"You need a spark and that spark has to be charismatic," Philip Mudd said. "... they could spark a revolutionary movement."
White supremacist groups are mentioned in the files, however they are described as a "medium threat."
"The U.S. government's failure to be at the table to discuss those policy approaches shows it doesn't take the fight against violence and terror online seriously," University of Sydney professor Fiona Martin said.
The material reportedly encouraged violent jihad against nonbelievers and urged the death penalty for women who have an affair.
During worship services, the religious group would play music and sing songs praising Islam's revered Prophet Mohammed.
Sunday marks 98 years since a 100-pound bomb turned the iconic street into a scene of bloody chaos.
Each anniversary of the 9/11 attacks prompts reflections on the war: Are Americans safer or did it go too far?
The assessment, from August, blamed "perceptions of police brutality" for violence against officers.
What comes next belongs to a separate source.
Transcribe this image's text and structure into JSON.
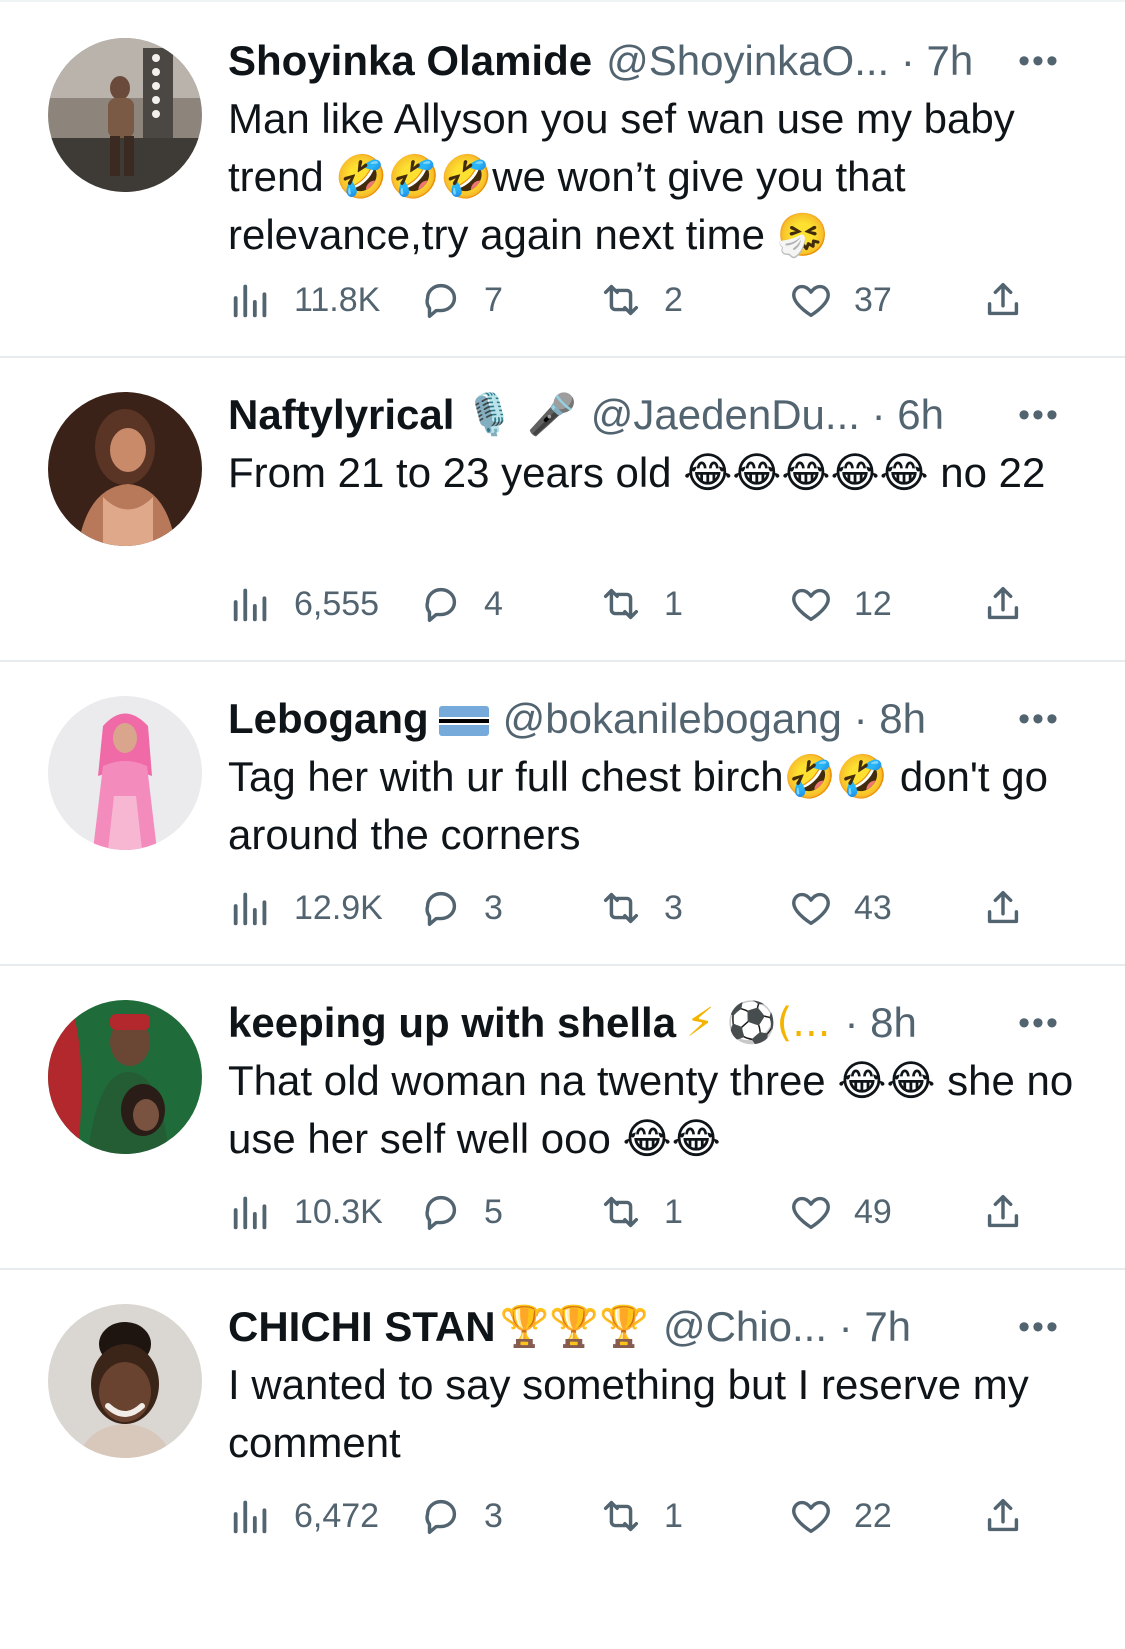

The device was packed with more than a kilogram of shrapnel.
Washington considers Abu Mohammed al-Jolani to be one of the world's most wanted extremists.
Counter-intelligence agency says there have been numerous incidents of bigotry and support of Hitler.
The group claimed responsibility for explosions that killed dozens of people in Homs.
Authorities detained relative of Cherif Kouachi in Turkey on his way to the war-torn country.
More patrols only deal with the symptoms, and not the root cause, of radical extremism, writes Kyle Orton.
Washington considers using Moscow's leverage to halt Assad's strikes against Syrian rebels.
The old-line extremist networks have no connection to today's "jihadist cool" aficionados.
Paul Refsdal embedded himself with Al-Qaeda's Nusra Front in Syria to detail their everyday lives.
Anti-assimilation group condemns Christmas event as attempt to steal Jewish souls.
Republican politicians now often echo conspiracy theories once relegated to troglodyte pamphlets.
An army chief spoke of over fears Islamic State recruits are using the army as a training ground.
The detainees are from London, Portsmouth, on England's south coast and from towns west of the British capital